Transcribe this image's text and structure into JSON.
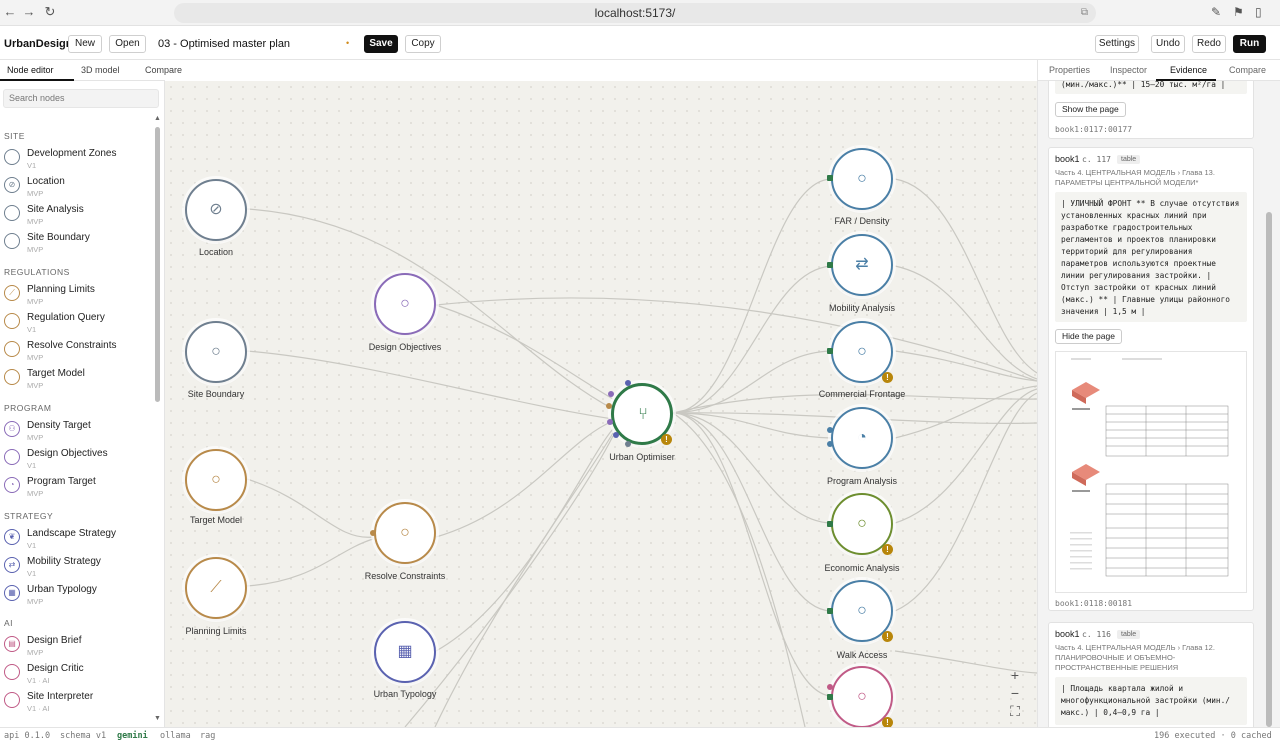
{
  "browser": {
    "url": "localhost:5173/"
  },
  "header": {
    "brand": "UrbanDesign",
    "new_label": "New",
    "open_label": "Open",
    "project_title": "03 - Optimised master plan",
    "dirty_marker": "•",
    "save_label": "Save",
    "copy_label": "Copy",
    "settings_label": "Settings",
    "undo_label": "Undo",
    "redo_label": "Redo",
    "run_label": "Run"
  },
  "left_tabs": [
    "Node editor",
    "3D model",
    "Compare"
  ],
  "palette": {
    "search_placeholder": "Search nodes",
    "categories": [
      {
        "name": "SITE",
        "items": [
          {
            "name": "Development Zones",
            "sub": "V1"
          },
          {
            "name": "Location",
            "sub": "MVP"
          },
          {
            "name": "Site Analysis",
            "sub": "MVP"
          },
          {
            "name": "Site Boundary",
            "sub": "MVP"
          }
        ]
      },
      {
        "name": "REGULATIONS",
        "items": [
          {
            "name": "Planning Limits",
            "sub": "MVP"
          },
          {
            "name": "Regulation Query",
            "sub": "V1"
          },
          {
            "name": "Resolve Constraints",
            "sub": "MVP"
          },
          {
            "name": "Target Model",
            "sub": "MVP"
          }
        ]
      },
      {
        "name": "PROGRAM",
        "items": [
          {
            "name": "Density Target",
            "sub": "MVP"
          },
          {
            "name": "Design Objectives",
            "sub": "V1"
          },
          {
            "name": "Program Target",
            "sub": "MVP"
          }
        ]
      },
      {
        "name": "STRATEGY",
        "items": [
          {
            "name": "Landscape Strategy",
            "sub": "V1"
          },
          {
            "name": "Mobility Strategy",
            "sub": "V1"
          },
          {
            "name": "Urban Typology",
            "sub": "MVP"
          }
        ]
      },
      {
        "name": "AI",
        "items": [
          {
            "name": "Design Brief",
            "sub": "MVP"
          },
          {
            "name": "Design Critic",
            "sub": "V1 · AI"
          },
          {
            "name": "Site Interpreter",
            "sub": "V1 · AI"
          }
        ]
      }
    ]
  },
  "nodes": {
    "location": "Location",
    "site_boundary": "Site Boundary",
    "target_model": "Target Model",
    "planning_limits": "Planning Limits",
    "design_objectives": "Design Objectives",
    "resolve_constraints": "Resolve Constraints",
    "urban_typology": "Urban Typology",
    "urban_optimiser": "Urban Optimiser",
    "far_density": "FAR / Density",
    "mobility_analysis": "Mobility Analysis",
    "commercial_frontage": "Commercial Frontage",
    "program_analysis": "Program Analysis",
    "economic_analysis": "Economic Analysis",
    "walk_access": "Walk Access"
  },
  "right_tabs": [
    "Properties",
    "Inspector",
    "Evidence",
    "Compare"
  ],
  "evidence": {
    "card0": {
      "snippet_tail": "(мин./макс.)** | 15–20 тыс. м²/га |",
      "button": "Show the page",
      "ref": "book1:0117:00177"
    },
    "card1": {
      "book": "book1",
      "page": "с. 117",
      "tag": "table",
      "crumb": "Часть 4. ЦЕНТРАЛЬНАЯ МОДЕЛЬ › Глава 13. ПАРАМЕТРЫ ЦЕНТРАЛЬНОЙ МОДЕЛИ*",
      "snippet": "| УЛИЧНЫЙ ФРОНТ ** В случае отсутствия установленных красных линий при разработке градостроительных регламентов и проектов планировки территорий для регулирования параметров используются проектные линии регулирования застройки. | Отступ застройки от красных линий (макс.) ** | Главные улицы районного значения | 1,5 м |",
      "button": "Hide the page",
      "ref": "book1:0118:00181"
    },
    "card2": {
      "book": "book1",
      "page": "с. 116",
      "tag": "table",
      "crumb": "Часть 4. ЦЕНТРАЛЬНАЯ МОДЕЛЬ › Глава 12. ПЛАНИРОВОЧНЫЕ И ОБЪЕМНО-ПРОСТРАНСТВЕННЫЕ РЕШЕНИЯ",
      "snippet": "| Площадь квартала жилой и многофункциональной застройки (мин./ макс.) | 0,4–0,9 га |"
    }
  },
  "status": {
    "api": "api 0.1.0",
    "schema": "schema v1",
    "gemini": "gemini",
    "ollama": "ollama",
    "rag": "rag",
    "right": "196 executed · 0 cached"
  },
  "colors": {
    "site": "#6f7f8f",
    "regulations": "#b88a4a",
    "program": "#8a6bb8",
    "typology": "#5a62b0",
    "optimiser": "#2f7a48",
    "analysis": "#4a7fa6",
    "economic": "#6d8e2f",
    "ai": "#c05a86",
    "warn": "#b8860b"
  }
}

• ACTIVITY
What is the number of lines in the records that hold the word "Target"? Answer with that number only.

• EXERCISE OUTPUT
4